* Goal of the exercise:
Set every record down again, exactly and completely.

Page and application data records
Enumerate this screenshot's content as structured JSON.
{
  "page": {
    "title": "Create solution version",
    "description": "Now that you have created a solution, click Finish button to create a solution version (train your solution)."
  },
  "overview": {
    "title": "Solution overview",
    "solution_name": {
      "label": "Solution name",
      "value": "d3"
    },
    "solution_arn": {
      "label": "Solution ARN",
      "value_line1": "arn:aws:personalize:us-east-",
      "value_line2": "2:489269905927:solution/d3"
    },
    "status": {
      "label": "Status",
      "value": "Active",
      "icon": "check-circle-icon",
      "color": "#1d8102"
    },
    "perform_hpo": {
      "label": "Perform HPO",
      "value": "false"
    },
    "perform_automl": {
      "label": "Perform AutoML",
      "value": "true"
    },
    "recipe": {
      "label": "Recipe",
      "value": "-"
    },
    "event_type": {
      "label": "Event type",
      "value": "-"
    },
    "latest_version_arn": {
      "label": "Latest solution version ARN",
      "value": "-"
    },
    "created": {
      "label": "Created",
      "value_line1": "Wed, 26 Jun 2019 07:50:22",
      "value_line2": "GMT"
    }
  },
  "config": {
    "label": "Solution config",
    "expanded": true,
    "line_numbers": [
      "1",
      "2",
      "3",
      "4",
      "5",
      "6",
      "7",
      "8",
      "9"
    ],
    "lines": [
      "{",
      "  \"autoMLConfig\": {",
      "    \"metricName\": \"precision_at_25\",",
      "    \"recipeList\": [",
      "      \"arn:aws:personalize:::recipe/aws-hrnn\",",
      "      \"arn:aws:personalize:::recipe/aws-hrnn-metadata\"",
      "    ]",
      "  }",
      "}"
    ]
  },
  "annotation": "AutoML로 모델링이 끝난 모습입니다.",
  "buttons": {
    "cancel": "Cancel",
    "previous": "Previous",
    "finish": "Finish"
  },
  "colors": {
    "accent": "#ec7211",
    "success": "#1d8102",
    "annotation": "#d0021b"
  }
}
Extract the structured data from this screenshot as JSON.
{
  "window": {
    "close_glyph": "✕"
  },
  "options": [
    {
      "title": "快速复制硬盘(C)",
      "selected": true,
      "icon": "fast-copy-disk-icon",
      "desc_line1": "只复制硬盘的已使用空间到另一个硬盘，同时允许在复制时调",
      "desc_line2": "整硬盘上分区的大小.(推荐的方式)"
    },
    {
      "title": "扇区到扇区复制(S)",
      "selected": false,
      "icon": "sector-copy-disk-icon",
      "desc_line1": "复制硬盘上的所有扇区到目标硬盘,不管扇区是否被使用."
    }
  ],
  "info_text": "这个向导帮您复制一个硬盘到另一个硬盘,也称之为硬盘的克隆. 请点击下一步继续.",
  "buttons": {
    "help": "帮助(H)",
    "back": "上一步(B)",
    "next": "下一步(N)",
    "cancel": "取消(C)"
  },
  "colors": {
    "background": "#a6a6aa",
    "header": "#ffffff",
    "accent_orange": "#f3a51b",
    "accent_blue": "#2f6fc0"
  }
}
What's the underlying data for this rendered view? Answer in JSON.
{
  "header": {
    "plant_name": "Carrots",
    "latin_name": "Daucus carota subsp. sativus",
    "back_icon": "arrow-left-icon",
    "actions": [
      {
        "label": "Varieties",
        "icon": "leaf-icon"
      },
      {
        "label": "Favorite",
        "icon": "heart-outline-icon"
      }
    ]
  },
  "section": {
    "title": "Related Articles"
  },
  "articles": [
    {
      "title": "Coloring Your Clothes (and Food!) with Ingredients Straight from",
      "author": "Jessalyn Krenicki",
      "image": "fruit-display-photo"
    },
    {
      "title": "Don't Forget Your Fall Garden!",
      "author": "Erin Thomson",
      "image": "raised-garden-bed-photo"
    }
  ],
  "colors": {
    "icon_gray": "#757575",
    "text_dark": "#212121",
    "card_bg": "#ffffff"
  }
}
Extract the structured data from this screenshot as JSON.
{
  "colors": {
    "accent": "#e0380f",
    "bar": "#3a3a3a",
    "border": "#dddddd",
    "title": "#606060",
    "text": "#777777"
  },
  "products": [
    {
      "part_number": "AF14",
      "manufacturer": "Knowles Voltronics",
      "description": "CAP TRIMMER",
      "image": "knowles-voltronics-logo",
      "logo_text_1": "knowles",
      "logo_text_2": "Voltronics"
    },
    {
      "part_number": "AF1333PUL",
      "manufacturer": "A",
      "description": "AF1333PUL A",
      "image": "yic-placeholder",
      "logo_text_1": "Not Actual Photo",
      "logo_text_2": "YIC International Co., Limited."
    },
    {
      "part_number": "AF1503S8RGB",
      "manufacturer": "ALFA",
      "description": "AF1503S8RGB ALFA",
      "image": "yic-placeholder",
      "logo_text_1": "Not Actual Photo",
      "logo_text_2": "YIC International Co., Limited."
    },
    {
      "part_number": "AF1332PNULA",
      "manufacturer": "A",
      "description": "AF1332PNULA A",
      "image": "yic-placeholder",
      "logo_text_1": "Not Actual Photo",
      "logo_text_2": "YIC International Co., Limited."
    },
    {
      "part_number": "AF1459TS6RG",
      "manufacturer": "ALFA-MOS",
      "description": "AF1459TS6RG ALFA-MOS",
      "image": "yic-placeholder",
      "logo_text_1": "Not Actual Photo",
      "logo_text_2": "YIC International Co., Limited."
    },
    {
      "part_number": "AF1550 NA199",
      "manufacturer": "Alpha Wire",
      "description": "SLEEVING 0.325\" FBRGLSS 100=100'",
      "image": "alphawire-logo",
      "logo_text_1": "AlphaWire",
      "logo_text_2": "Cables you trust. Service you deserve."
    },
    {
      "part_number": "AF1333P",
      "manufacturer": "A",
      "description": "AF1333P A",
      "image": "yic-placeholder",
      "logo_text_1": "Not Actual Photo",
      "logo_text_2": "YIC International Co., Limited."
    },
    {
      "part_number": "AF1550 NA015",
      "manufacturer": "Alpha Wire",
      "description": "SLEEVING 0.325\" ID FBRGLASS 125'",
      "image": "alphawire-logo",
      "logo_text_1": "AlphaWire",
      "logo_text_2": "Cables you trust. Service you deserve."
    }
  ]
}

* Completed exercise:
Enumerate this screenshot's content as structured JSON.
{
  "page": {
    "title": "Create solution version",
    "description": "Now that you have created a solution, click Finish button to create a solution version (train your solution)."
  },
  "overview": {
    "title": "Solution overview",
    "solution_name": {
      "label": "Solution name",
      "value": "d3"
    },
    "solution_arn": {
      "label": "Solution ARN",
      "value_line1": "arn:aws:personalize:us-east-",
      "value_line2": "2:489269905927:solution/d3"
    },
    "status": {
      "label": "Status",
      "value": "Active",
      "icon": "check-circle-icon",
      "color": "#1d8102"
    },
    "perform_hpo": {
      "label": "Perform HPO",
      "value": "false"
    },
    "perform_automl": {
      "label": "Perform AutoML",
      "value": "true"
    },
    "recipe": {
      "label": "Recipe",
      "value": "-"
    },
    "event_type": {
      "label": "Event type",
      "value": "-"
    },
    "latest_version_arn": {
      "label": "Latest solution version ARN",
      "value": "-"
    },
    "created": {
      "label": "Created",
      "value_line1": "Wed, 26 Jun 2019 07:50:22",
      "value_line2": "GMT"
    }
  },
  "config": {
    "label": "Solution config",
    "expanded": true,
    "line_numbers": [
      "1",
      "2",
      "3",
      "4",
      "5",
      "6",
      "7",
      "8",
      "9"
    ],
    "lines": [
      "{",
      "  \"autoMLConfig\": {",
      "    \"metricName\": \"precision_at_25\",",
      "    \"recipeList\": [",
      "      \"arn:aws:personalize:::recipe/aws-hrnn\",",
      "      \"arn:aws:personalize:::recipe/aws-hrnn-metadata\"",
      "    ]",
      "  }",
      "}"
    ]
  },
  "annotation": "AutoML로 모델링이 끝난 모습입니다.",
  "buttons": {
    "cancel": "Cancel",
    "previous": "Previous",
    "finish": "Finish"
  },
  "colors": {
    "accent": "#ec7211",
    "success": "#1d8102",
    "annotation": "#d0021b"
  }
}
Extract the structured data from this screenshot as JSON.
{
  "window": {
    "close_glyph": "✕"
  },
  "options": [
    {
      "title": "快速复制硬盘(C)",
      "selected": true,
      "icon": "fast-copy-disk-icon",
      "desc_line1": "只复制硬盘的已使用空间到另一个硬盘，同时允许在复制时调",
      "desc_line2": "整硬盘上分区的大小.(推荐的方式)"
    },
    {
      "title": "扇区到扇区复制(S)",
      "selected": false,
      "icon": "sector-copy-disk-icon",
      "desc_line1": "复制硬盘上的所有扇区到目标硬盘,不管扇区是否被使用."
    }
  ],
  "info_text": "这个向导帮您复制一个硬盘到另一个硬盘,也称之为硬盘的克隆. 请点击下一步继续.",
  "buttons": {
    "help": "帮助(H)",
    "back": "上一步(B)",
    "next": "下一步(N)",
    "cancel": "取消(C)"
  },
  "colors": {
    "background": "#a6a6aa",
    "header": "#ffffff",
    "accent_orange": "#f3a51b",
    "accent_blue": "#2f6fc0"
  }
}
What's the underlying data for this rendered view? Answer in JSON.
{
  "header": {
    "plant_name": "Carrots",
    "latin_name": "Daucus carota subsp. sativus",
    "back_icon": "arrow-left-icon",
    "actions": [
      {
        "label": "Varieties",
        "icon": "leaf-icon"
      },
      {
        "label": "Favorite",
        "icon": "heart-outline-icon"
      }
    ]
  },
  "section": {
    "title": "Related Articles"
  },
  "articles": [
    {
      "title": "Coloring Your Clothes (and Food!) with Ingredients Straight from",
      "author": "Jessalyn Krenicki",
      "image": "fruit-display-photo"
    },
    {
      "title": "Don't Forget Your Fall Garden!",
      "author": "Erin Thomson",
      "image": "raised-garden-bed-photo"
    }
  ],
  "colors": {
    "icon_gray": "#757575",
    "text_dark": "#212121",
    "card_bg": "#ffffff"
  }
}
Extract the structured data from this screenshot as JSON.
{
  "colors": {
    "accent": "#e0380f",
    "bar": "#3a3a3a",
    "border": "#dddddd",
    "title": "#606060",
    "text": "#777777"
  },
  "products": [
    {
      "part_number": "AF14",
      "manufacturer": "Knowles Voltronics",
      "description": "CAP TRIMMER",
      "image": "knowles-voltronics-logo",
      "logo_text_1": "knowles",
      "logo_text_2": "Voltronics"
    },
    {
      "part_number": "AF1333PUL",
      "manufacturer": "A",
      "description": "AF1333PUL A",
      "image": "yic-placeholder",
      "logo_text_1": "Not Actual Photo",
      "logo_text_2": "YIC International Co., Limited."
    },
    {
      "part_number": "AF1503S8RGB",
      "manufacturer": "ALFA",
      "description": "AF1503S8RGB ALFA",
      "image": "yic-placeholder",
      "logo_text_1": "Not Actual Photo",
      "logo_text_2": "YIC International Co., Limited."
    },
    {
      "part_number": "AF1332PNULA",
      "manufacturer": "A",
      "description": "AF1332PNULA A",
      "image": "yic-placeholder",
      "logo_text_1": "Not Actual Photo",
      "logo_text_2": "YIC International Co., Limited."
    },
    {
      "part_number": "AF1459TS6RG",
      "manufacturer": "ALFA-MOS",
      "description": "AF1459TS6RG ALFA-MOS",
      "image": "yic-placeholder",
      "logo_text_1": "Not Actual Photo",
      "logo_text_2": "YIC International Co., Limited."
    },
    {
      "part_number": "AF1550 NA199",
      "manufacturer": "Alpha Wire",
      "description": "SLEEVING 0.325\" FBRGLSS 100=100'",
      "image": "alphawire-logo",
      "logo_text_1": "AlphaWire",
      "logo_text_2": "Cables you trust. Service you deserve."
    },
    {
      "part_number": "AF1333P",
      "manufacturer": "A",
      "description": "AF1333P A",
      "image": "yic-placeholder",
      "logo_text_1": "Not Actual Photo",
      "logo_text_2": "YIC International Co., Limited."
    },
    {
      "part_number": "AF1550 NA015",
      "manufacturer": "Alpha Wire",
      "description": "SLEEVING 0.325\" ID FBRGLASS 125'",
      "image": "alphawire-logo",
      "logo_text_1": "AlphaWire",
      "logo_text_2": "Cables you trust. Service you deserve."
    }
  ]
}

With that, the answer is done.